▶ **Your task**: State the count of lines below in which the word "height" appears, and add nothing.

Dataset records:
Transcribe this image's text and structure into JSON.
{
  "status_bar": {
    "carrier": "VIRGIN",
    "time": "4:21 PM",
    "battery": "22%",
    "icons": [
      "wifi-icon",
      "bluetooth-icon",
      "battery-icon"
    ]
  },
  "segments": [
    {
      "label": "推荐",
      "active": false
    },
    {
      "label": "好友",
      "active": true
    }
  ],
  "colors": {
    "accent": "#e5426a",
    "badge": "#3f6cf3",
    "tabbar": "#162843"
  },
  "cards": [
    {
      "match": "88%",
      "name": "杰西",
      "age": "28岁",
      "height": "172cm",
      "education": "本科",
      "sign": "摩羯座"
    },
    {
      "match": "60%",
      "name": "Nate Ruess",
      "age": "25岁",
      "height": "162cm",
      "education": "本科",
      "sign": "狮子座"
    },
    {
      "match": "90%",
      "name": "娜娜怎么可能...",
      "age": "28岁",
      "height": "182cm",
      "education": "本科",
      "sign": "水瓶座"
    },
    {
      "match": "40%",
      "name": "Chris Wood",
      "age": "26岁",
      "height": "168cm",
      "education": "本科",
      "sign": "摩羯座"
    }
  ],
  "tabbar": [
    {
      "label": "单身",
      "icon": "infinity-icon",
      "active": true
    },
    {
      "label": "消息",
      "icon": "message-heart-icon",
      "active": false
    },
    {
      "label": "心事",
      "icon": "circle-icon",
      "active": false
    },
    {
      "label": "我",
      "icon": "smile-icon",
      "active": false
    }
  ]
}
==
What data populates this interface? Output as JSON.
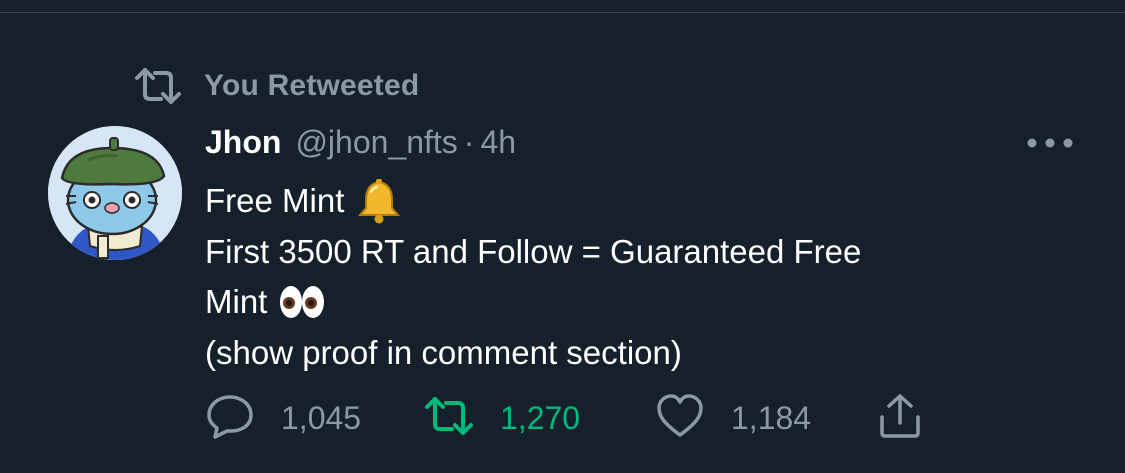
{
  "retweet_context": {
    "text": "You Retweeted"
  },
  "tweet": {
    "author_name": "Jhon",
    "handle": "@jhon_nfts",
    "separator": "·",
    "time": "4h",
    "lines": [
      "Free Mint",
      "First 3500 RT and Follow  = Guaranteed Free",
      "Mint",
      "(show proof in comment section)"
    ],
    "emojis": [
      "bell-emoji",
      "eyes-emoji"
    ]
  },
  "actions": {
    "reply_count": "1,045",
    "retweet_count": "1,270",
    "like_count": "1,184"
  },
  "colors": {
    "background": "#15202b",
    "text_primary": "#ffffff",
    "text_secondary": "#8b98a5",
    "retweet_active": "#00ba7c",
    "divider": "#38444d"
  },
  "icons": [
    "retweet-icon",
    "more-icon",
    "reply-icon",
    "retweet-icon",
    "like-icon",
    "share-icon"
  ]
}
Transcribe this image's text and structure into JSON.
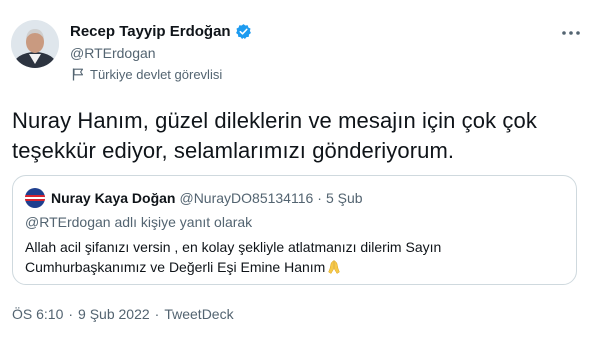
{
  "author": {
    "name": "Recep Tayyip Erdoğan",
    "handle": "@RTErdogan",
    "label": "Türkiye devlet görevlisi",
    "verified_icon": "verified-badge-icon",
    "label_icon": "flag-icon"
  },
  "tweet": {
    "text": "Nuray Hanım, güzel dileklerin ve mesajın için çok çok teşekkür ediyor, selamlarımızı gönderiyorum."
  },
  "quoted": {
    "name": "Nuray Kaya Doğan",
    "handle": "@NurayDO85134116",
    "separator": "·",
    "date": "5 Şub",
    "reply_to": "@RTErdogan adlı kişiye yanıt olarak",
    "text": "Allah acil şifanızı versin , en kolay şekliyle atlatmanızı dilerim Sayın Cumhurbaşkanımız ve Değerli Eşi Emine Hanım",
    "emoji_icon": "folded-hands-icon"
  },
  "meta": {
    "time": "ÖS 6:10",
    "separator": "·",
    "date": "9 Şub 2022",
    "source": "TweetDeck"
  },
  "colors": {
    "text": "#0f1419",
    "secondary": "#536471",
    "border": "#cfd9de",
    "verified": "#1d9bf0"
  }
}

▶ **Solution below**: 4